Interface dataset entries:
┌──

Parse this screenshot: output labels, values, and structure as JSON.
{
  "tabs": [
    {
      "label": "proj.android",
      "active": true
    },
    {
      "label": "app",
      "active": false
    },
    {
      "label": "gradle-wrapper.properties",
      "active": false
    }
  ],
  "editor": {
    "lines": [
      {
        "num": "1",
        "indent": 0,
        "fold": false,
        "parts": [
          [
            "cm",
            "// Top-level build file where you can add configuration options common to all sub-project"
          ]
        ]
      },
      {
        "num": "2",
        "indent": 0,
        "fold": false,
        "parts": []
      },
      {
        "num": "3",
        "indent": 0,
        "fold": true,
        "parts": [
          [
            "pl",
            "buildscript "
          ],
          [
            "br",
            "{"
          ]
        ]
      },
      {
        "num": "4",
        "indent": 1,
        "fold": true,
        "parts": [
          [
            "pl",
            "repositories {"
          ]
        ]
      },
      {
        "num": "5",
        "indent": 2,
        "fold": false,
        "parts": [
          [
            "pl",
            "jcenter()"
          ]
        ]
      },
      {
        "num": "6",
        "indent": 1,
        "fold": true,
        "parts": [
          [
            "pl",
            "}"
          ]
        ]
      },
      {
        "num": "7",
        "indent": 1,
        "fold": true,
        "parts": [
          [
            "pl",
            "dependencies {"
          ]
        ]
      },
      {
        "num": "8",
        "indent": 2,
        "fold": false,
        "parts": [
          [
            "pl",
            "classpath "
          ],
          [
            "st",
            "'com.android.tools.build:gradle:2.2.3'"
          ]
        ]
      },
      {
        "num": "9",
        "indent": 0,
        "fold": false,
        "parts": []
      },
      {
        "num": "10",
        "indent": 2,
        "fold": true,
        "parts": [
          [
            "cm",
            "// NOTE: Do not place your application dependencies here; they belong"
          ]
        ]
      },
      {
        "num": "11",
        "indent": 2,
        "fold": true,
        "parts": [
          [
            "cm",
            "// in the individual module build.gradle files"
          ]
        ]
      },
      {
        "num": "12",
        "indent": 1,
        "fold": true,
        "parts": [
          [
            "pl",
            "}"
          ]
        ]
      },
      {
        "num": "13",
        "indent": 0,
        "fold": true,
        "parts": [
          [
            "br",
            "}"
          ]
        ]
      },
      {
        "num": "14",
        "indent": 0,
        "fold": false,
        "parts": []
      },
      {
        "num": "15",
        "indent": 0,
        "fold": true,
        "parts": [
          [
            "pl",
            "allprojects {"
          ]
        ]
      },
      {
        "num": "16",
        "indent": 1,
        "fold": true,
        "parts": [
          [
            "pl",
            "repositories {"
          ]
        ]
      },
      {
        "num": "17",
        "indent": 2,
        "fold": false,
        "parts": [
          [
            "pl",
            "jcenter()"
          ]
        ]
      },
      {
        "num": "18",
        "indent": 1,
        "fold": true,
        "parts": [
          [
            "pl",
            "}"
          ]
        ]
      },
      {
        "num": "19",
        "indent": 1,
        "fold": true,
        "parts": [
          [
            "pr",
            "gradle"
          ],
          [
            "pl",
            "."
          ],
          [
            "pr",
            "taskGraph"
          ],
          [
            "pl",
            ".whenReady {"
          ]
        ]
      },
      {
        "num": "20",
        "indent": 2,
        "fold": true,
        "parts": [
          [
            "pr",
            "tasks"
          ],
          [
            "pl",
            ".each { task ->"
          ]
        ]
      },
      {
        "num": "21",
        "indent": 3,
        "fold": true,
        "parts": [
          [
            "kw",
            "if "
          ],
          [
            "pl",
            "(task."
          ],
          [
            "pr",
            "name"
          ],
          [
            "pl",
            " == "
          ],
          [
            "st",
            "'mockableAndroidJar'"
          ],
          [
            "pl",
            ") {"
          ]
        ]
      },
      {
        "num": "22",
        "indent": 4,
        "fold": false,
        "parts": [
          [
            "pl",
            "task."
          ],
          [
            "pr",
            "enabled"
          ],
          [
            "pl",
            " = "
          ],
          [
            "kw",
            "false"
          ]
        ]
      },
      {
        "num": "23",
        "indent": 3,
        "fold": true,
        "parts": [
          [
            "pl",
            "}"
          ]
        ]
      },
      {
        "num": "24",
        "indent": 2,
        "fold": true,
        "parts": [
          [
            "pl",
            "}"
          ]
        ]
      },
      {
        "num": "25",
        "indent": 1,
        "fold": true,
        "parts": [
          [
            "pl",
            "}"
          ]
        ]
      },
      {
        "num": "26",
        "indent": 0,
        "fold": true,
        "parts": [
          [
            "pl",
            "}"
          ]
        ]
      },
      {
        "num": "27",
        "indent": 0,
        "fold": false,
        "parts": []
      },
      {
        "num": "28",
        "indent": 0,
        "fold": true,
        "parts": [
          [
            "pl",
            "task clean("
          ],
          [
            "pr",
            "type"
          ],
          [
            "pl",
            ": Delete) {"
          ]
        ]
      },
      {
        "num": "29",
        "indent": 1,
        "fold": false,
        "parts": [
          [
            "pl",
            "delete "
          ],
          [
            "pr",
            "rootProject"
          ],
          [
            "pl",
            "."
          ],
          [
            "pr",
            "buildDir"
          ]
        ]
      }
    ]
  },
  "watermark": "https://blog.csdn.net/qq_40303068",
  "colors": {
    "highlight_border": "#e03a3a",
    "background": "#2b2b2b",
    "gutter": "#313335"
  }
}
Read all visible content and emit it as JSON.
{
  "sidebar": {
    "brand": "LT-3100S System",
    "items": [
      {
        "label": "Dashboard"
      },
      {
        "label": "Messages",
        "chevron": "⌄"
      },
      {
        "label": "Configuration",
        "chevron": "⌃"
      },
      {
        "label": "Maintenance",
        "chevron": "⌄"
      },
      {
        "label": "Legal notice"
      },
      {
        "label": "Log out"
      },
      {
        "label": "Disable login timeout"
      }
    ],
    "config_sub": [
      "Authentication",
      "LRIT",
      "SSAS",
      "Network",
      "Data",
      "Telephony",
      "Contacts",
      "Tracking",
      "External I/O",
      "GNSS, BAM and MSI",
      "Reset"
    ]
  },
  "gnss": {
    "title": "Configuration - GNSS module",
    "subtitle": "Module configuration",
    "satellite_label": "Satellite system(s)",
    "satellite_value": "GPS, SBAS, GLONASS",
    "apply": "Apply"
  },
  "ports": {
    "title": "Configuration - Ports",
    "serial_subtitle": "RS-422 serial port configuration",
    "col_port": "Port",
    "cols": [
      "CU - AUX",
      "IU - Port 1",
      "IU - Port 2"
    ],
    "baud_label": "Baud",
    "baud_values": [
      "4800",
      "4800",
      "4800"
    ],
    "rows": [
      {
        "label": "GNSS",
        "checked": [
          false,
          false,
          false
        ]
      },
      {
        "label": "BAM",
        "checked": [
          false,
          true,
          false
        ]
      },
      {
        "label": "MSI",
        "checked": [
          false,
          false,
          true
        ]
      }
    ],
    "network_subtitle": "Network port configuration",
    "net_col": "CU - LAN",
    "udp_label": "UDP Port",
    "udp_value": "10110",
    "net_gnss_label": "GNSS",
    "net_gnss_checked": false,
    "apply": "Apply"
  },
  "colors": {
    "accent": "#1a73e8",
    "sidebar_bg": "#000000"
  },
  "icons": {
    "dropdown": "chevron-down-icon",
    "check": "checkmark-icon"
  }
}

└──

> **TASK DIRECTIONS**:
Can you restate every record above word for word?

> **ANSWER TO THE EXERCISE**:
Parse this screenshot: output labels, values, and structure as JSON.
{
  "tabs": [
    {
      "label": "proj.android",
      "active": true
    },
    {
      "label": "app",
      "active": false
    },
    {
      "label": "gradle-wrapper.properties",
      "active": false
    }
  ],
  "editor": {
    "lines": [
      {
        "num": "1",
        "indent": 0,
        "fold": false,
        "parts": [
          [
            "cm",
            "// Top-level build file where you can add configuration options common to all sub-project"
          ]
        ]
      },
      {
        "num": "2",
        "indent": 0,
        "fold": false,
        "parts": []
      },
      {
        "num": "3",
        "indent": 0,
        "fold": true,
        "parts": [
          [
            "pl",
            "buildscript "
          ],
          [
            "br",
            "{"
          ]
        ]
      },
      {
        "num": "4",
        "indent": 1,
        "fold": true,
        "parts": [
          [
            "pl",
            "repositories {"
          ]
        ]
      },
      {
        "num": "5",
        "indent": 2,
        "fold": false,
        "parts": [
          [
            "pl",
            "jcenter()"
          ]
        ]
      },
      {
        "num": "6",
        "indent": 1,
        "fold": true,
        "parts": [
          [
            "pl",
            "}"
          ]
        ]
      },
      {
        "num": "7",
        "indent": 1,
        "fold": true,
        "parts": [
          [
            "pl",
            "dependencies {"
          ]
        ]
      },
      {
        "num": "8",
        "indent": 2,
        "fold": false,
        "parts": [
          [
            "pl",
            "classpath "
          ],
          [
            "st",
            "'com.android.tools.build:gradle:2.2.3'"
          ]
        ]
      },
      {
        "num": "9",
        "indent": 0,
        "fold": false,
        "parts": []
      },
      {
        "num": "10",
        "indent": 2,
        "fold": true,
        "parts": [
          [
            "cm",
            "// NOTE: Do not place your application dependencies here; they belong"
          ]
        ]
      },
      {
        "num": "11",
        "indent": 2,
        "fold": true,
        "parts": [
          [
            "cm",
            "// in the individual module build.gradle files"
          ]
        ]
      },
      {
        "num": "12",
        "indent": 1,
        "fold": true,
        "parts": [
          [
            "pl",
            "}"
          ]
        ]
      },
      {
        "num": "13",
        "indent": 0,
        "fold": true,
        "parts": [
          [
            "br",
            "}"
          ]
        ]
      },
      {
        "num": "14",
        "indent": 0,
        "fold": false,
        "parts": []
      },
      {
        "num": "15",
        "indent": 0,
        "fold": true,
        "parts": [
          [
            "pl",
            "allprojects {"
          ]
        ]
      },
      {
        "num": "16",
        "indent": 1,
        "fold": true,
        "parts": [
          [
            "pl",
            "repositories {"
          ]
        ]
      },
      {
        "num": "17",
        "indent": 2,
        "fold": false,
        "parts": [
          [
            "pl",
            "jcenter()"
          ]
        ]
      },
      {
        "num": "18",
        "indent": 1,
        "fold": true,
        "parts": [
          [
            "pl",
            "}"
          ]
        ]
      },
      {
        "num": "19",
        "indent": 1,
        "fold": true,
        "parts": [
          [
            "pr",
            "gradle"
          ],
          [
            "pl",
            "."
          ],
          [
            "pr",
            "taskGraph"
          ],
          [
            "pl",
            ".whenReady {"
          ]
        ]
      },
      {
        "num": "20",
        "indent": 2,
        "fold": true,
        "parts": [
          [
            "pr",
            "tasks"
          ],
          [
            "pl",
            ".each { task ->"
          ]
        ]
      },
      {
        "num": "21",
        "indent": 3,
        "fold": true,
        "parts": [
          [
            "kw",
            "if "
          ],
          [
            "pl",
            "(task."
          ],
          [
            "pr",
            "name"
          ],
          [
            "pl",
            " == "
          ],
          [
            "st",
            "'mockableAndroidJar'"
          ],
          [
            "pl",
            ") {"
          ]
        ]
      },
      {
        "num": "22",
        "indent": 4,
        "fold": false,
        "parts": [
          [
            "pl",
            "task."
          ],
          [
            "pr",
            "enabled"
          ],
          [
            "pl",
            " = "
          ],
          [
            "kw",
            "false"
          ]
        ]
      },
      {
        "num": "23",
        "indent": 3,
        "fold": true,
        "parts": [
          [
            "pl",
            "}"
          ]
        ]
      },
      {
        "num": "24",
        "indent": 2,
        "fold": true,
        "parts": [
          [
            "pl",
            "}"
          ]
        ]
      },
      {
        "num": "25",
        "indent": 1,
        "fold": true,
        "parts": [
          [
            "pl",
            "}"
          ]
        ]
      },
      {
        "num": "26",
        "indent": 0,
        "fold": true,
        "parts": [
          [
            "pl",
            "}"
          ]
        ]
      },
      {
        "num": "27",
        "indent": 0,
        "fold": false,
        "parts": []
      },
      {
        "num": "28",
        "indent": 0,
        "fold": true,
        "parts": [
          [
            "pl",
            "task clean("
          ],
          [
            "pr",
            "type"
          ],
          [
            "pl",
            ": Delete) {"
          ]
        ]
      },
      {
        "num": "29",
        "indent": 1,
        "fold": false,
        "parts": [
          [
            "pl",
            "delete "
          ],
          [
            "pr",
            "rootProject"
          ],
          [
            "pl",
            "."
          ],
          [
            "pr",
            "buildDir"
          ]
        ]
      }
    ]
  },
  "watermark": "https://blog.csdn.net/qq_40303068",
  "colors": {
    "highlight_border": "#e03a3a",
    "background": "#2b2b2b",
    "gutter": "#313335"
  }
}
Read all visible content and emit it as JSON.
{
  "sidebar": {
    "brand": "LT-3100S System",
    "items": [
      {
        "label": "Dashboard"
      },
      {
        "label": "Messages",
        "chevron": "⌄"
      },
      {
        "label": "Configuration",
        "chevron": "⌃"
      },
      {
        "label": "Maintenance",
        "chevron": "⌄"
      },
      {
        "label": "Legal notice"
      },
      {
        "label": "Log out"
      },
      {
        "label": "Disable login timeout"
      }
    ],
    "config_sub": [
      "Authentication",
      "LRIT",
      "SSAS",
      "Network",
      "Data",
      "Telephony",
      "Contacts",
      "Tracking",
      "External I/O",
      "GNSS, BAM and MSI",
      "Reset"
    ]
  },
  "gnss": {
    "title": "Configuration - GNSS module",
    "subtitle": "Module configuration",
    "satellite_label": "Satellite system(s)",
    "satellite_value": "GPS, SBAS, GLONASS",
    "apply": "Apply"
  },
  "ports": {
    "title": "Configuration - Ports",
    "serial_subtitle": "RS-422 serial port configuration",
    "col_port": "Port",
    "cols": [
      "CU - AUX",
      "IU - Port 1",
      "IU - Port 2"
    ],
    "baud_label": "Baud",
    "baud_values": [
      "4800",
      "4800",
      "4800"
    ],
    "rows": [
      {
        "label": "GNSS",
        "checked": [
          false,
          false,
          false
        ]
      },
      {
        "label": "BAM",
        "checked": [
          false,
          true,
          false
        ]
      },
      {
        "label": "MSI",
        "checked": [
          false,
          false,
          true
        ]
      }
    ],
    "network_subtitle": "Network port configuration",
    "net_col": "CU - LAN",
    "udp_label": "UDP Port",
    "udp_value": "10110",
    "net_gnss_label": "GNSS",
    "net_gnss_checked": false,
    "apply": "Apply"
  },
  "colors": {
    "accent": "#1a73e8",
    "sidebar_bg": "#000000"
  },
  "icons": {
    "dropdown": "chevron-down-icon",
    "check": "checkmark-icon"
  }
}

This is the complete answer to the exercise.